Sunday, October 25, 2009

The Season’s First Woodcock Flight

My old covert Behind The Rifle Range was stiff with woodcock this afternoon. Gordie, the RBL 16 and I had lots of shooting and a bit of luck.

Tomorrow, I’ll pan toast a slice of Italian bread in a bit of EVOO and butter, then divide it into 4 pieces. Next I’ll pan fry 4 boneless breast halves in fresh EVOO and butter for 50 seconds a side. They’ll get dusted with fresh ground pepper and garlic salt while they’re warming up. The centers will still be blood rare when I lay the breasts on the toast points and immediately tuck into a fine lunch.

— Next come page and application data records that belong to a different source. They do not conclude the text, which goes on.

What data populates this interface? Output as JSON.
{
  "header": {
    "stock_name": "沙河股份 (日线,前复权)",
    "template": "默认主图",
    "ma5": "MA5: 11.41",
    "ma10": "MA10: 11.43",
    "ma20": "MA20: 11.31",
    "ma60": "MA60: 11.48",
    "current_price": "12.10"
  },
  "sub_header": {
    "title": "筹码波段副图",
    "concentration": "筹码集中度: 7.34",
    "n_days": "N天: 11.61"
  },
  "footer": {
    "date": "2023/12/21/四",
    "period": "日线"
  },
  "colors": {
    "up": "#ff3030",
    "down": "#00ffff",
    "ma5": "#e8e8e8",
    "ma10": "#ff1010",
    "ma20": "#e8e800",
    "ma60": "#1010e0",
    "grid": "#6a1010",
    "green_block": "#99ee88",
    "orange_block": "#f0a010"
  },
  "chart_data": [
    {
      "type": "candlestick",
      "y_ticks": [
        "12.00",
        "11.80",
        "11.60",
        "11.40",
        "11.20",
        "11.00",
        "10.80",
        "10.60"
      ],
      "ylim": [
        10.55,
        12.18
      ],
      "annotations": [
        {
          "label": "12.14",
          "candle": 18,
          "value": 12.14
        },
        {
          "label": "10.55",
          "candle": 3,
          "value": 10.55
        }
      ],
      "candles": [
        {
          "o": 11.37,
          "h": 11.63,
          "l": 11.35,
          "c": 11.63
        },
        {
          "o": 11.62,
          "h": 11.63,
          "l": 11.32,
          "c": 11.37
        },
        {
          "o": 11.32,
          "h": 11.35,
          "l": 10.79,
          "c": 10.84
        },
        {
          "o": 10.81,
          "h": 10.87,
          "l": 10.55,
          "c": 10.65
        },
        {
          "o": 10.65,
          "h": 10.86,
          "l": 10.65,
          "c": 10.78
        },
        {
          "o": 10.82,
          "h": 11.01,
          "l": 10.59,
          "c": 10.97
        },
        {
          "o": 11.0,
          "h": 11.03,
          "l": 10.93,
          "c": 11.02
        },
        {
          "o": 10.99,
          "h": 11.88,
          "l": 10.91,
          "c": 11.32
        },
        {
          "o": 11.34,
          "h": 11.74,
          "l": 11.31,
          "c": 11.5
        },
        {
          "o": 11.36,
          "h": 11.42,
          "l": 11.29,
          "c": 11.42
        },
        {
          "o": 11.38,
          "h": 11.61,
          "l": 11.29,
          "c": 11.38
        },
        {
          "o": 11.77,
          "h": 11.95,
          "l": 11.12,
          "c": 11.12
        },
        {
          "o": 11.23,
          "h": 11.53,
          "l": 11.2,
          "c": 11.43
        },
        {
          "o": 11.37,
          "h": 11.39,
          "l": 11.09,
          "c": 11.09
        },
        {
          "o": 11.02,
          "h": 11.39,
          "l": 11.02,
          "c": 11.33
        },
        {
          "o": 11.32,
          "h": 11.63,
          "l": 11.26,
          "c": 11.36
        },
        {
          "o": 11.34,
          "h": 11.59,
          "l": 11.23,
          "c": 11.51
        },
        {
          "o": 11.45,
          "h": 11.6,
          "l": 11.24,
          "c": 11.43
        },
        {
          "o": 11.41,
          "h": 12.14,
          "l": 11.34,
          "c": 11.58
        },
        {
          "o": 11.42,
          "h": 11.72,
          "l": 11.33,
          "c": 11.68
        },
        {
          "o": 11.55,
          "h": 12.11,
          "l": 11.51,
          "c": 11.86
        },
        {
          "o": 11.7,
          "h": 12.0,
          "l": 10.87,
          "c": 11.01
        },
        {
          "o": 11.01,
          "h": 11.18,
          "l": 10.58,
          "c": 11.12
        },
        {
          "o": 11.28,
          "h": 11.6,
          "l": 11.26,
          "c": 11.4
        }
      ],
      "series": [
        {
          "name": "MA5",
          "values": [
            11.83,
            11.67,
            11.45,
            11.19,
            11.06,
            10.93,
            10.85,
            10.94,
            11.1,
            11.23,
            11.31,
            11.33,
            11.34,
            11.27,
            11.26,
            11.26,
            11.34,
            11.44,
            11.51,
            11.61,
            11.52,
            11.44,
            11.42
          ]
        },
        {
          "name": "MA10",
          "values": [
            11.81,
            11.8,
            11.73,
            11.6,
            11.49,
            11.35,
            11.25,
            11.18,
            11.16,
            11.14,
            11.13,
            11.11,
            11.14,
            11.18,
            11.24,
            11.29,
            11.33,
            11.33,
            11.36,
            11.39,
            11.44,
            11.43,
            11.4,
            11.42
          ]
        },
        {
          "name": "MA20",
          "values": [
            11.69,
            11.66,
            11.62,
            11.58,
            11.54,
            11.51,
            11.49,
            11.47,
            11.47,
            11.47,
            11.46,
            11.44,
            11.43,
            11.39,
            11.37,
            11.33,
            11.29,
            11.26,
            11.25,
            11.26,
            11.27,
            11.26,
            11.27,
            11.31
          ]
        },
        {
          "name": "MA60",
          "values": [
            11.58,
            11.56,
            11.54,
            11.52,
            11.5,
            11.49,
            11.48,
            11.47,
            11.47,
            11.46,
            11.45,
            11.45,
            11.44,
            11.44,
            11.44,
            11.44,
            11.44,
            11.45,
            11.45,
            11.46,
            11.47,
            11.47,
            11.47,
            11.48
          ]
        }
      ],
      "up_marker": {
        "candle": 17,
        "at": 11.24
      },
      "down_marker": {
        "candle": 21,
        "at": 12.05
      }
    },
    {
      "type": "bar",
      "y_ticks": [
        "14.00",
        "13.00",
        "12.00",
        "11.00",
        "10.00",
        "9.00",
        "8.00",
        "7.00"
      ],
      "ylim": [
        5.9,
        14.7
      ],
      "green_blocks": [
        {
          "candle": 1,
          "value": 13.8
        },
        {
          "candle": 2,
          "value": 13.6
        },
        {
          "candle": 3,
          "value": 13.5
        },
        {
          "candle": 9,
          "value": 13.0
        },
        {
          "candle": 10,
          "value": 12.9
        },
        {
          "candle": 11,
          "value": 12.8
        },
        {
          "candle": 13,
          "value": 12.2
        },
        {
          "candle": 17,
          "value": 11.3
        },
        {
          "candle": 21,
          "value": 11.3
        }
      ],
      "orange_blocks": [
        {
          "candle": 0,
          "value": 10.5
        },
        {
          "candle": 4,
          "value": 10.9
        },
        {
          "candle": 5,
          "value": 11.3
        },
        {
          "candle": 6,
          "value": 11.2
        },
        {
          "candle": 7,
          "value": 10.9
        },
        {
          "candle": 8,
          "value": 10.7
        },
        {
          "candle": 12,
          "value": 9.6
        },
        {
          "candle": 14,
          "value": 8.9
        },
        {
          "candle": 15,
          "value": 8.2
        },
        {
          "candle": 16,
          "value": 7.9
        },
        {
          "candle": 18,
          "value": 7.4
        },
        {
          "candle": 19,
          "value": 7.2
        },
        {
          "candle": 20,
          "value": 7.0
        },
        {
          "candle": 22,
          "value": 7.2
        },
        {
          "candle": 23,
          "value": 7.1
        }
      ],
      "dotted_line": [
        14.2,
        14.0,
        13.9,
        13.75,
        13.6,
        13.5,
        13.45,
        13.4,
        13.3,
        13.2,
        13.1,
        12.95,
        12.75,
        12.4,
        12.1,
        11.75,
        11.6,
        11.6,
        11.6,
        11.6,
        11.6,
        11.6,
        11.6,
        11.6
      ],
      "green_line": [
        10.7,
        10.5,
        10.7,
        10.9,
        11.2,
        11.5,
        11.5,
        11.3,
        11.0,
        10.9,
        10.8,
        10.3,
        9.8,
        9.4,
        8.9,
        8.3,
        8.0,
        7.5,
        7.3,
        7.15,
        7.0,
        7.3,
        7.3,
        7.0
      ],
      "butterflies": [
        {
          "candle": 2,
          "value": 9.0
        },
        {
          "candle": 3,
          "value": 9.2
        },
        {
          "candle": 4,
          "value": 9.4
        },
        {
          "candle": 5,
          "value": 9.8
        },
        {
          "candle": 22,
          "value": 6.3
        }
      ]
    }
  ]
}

After lunch, I’ll mail the wings to the Fed’s Migratory Bird Wing Collectors in Laurel, MD. Here’s hoping that the data gathered will inform productive management of little Bec so that he’ll long remain a Fall favorite.

Sunday, October 18, 2009

Trigger Finger Calls The Shots

Gordie and I took our season’s first woodcock on October 16. It was a gray day that followed a rainy night, so I carried the Benelli M2 autoloader that’s easy to field strip and clean. Gordie flushed the bird from the bowels of thick cover 10 yards in front of me, and I took the right to left chance with the second shell just before the ‘cock would have disappeared over a tall dogwood clump. Gordie needed a bit of time to sort out the retrieve, but he finally delivered the woodcock tenderly to hand.

While hunting today, I thought about shooting that bird. Two things happened seemingly “on their own.” I bet many seasoned hunters regularly experience the same things.

First, the safety on the M2 is mounted on the aft right side of the trigger guard. My other two guns, an O/U and a SxS, have tang-mounted thumb safeties. I never ever think about them. I just take the gun from the car, release Gordie, and if a bird offers a shot, the safety just releases itself. Somehow, the thumb and the forefinger know which is the proper safety releaser, and they get it right, without a conscious decision, every time.

Second, I never make a conscious decision to pull the trigger right now. The barrels pass the bird, and somehow the gun goes bang. I’d add “at the right time,” except that suggests decision, and the point I’m making is that there seem to be no decisions after I make the only one that’s important: is the shot safe? After that, the shooting process proceeds wonderfully on autopilot.

Too bad that flawless work around the trigger isn’t quite the same thing as flawless shooting. The Red Gods, and Fiocchi, grin.